(Records supplied begins)
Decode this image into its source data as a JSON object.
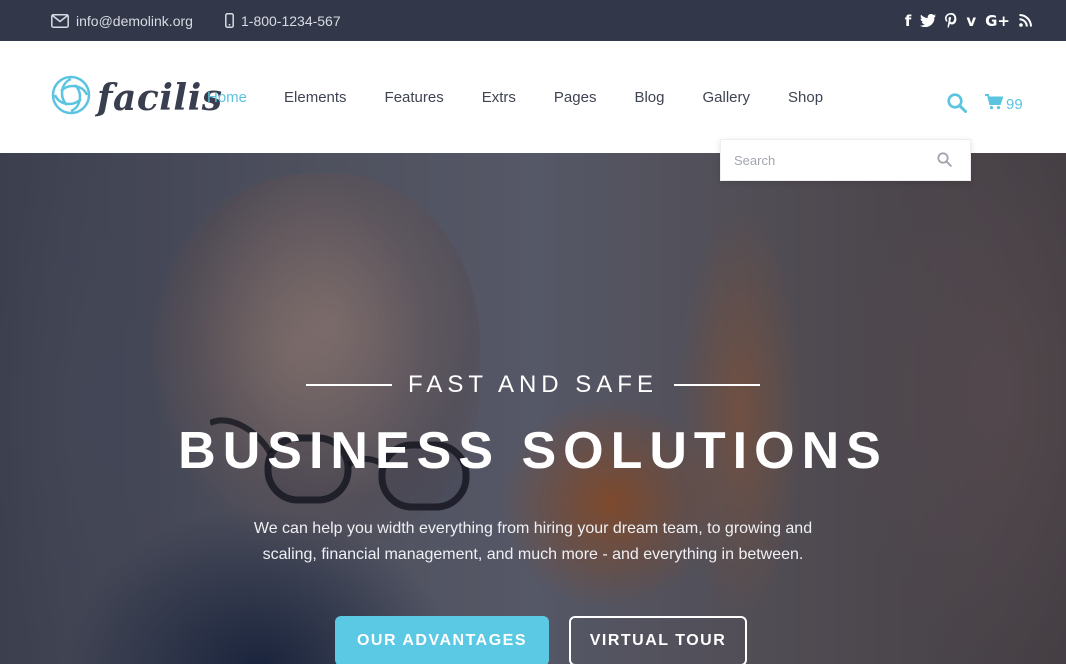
{
  "topbar": {
    "email": "info@demolink.org",
    "phone": "1-800-1234-567",
    "social": [
      "facebook-icon",
      "twitter-icon",
      "pinterest-icon",
      "vimeo-icon",
      "google-plus-icon",
      "rss-icon"
    ],
    "social_glyphs": {
      "facebook": "f",
      "vimeo": "v",
      "google_plus": "G+"
    }
  },
  "header": {
    "logo_text": "facilis",
    "nav": [
      "Home",
      "Elements",
      "Features",
      "Extrs",
      "Pages",
      "Blog",
      "Gallery",
      "Shop"
    ],
    "active_nav": "Home",
    "cart_count": "99"
  },
  "search": {
    "placeholder": "Search"
  },
  "hero": {
    "subtitle": "FAST AND SAFE",
    "title": "BUSINESS SOLUTIONS",
    "description": "We can help you width everything from hiring your dream team, to growing and scaling, financial management, and much more - and everything in between.",
    "primary_button": "OUR ADVANTAGES",
    "secondary_button": "VIRTUAL TOUR"
  },
  "colors": {
    "accent": "#5bc4e0",
    "topbar_bg": "#323849",
    "nav_text": "#3f4452"
  }
}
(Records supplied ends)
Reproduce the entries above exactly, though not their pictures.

Decode this image into its source data as a JSON object.
{
  "topbar": {
    "email": "info@demolink.org",
    "phone": "1-800-1234-567",
    "social": [
      "facebook-icon",
      "twitter-icon",
      "pinterest-icon",
      "vimeo-icon",
      "google-plus-icon",
      "rss-icon"
    ],
    "social_glyphs": {
      "facebook": "f",
      "vimeo": "v",
      "google_plus": "G+"
    }
  },
  "header": {
    "logo_text": "facilis",
    "nav": [
      "Home",
      "Elements",
      "Features",
      "Extrs",
      "Pages",
      "Blog",
      "Gallery",
      "Shop"
    ],
    "active_nav": "Home",
    "cart_count": "99"
  },
  "search": {
    "placeholder": "Search"
  },
  "hero": {
    "subtitle": "FAST AND SAFE",
    "title": "BUSINESS SOLUTIONS",
    "description": "We can help you width everything from hiring your dream team, to growing and scaling, financial management, and much more - and everything in between.",
    "primary_button": "OUR ADVANTAGES",
    "secondary_button": "VIRTUAL TOUR"
  },
  "colors": {
    "accent": "#5bc4e0",
    "topbar_bg": "#323849",
    "nav_text": "#3f4452"
  }
}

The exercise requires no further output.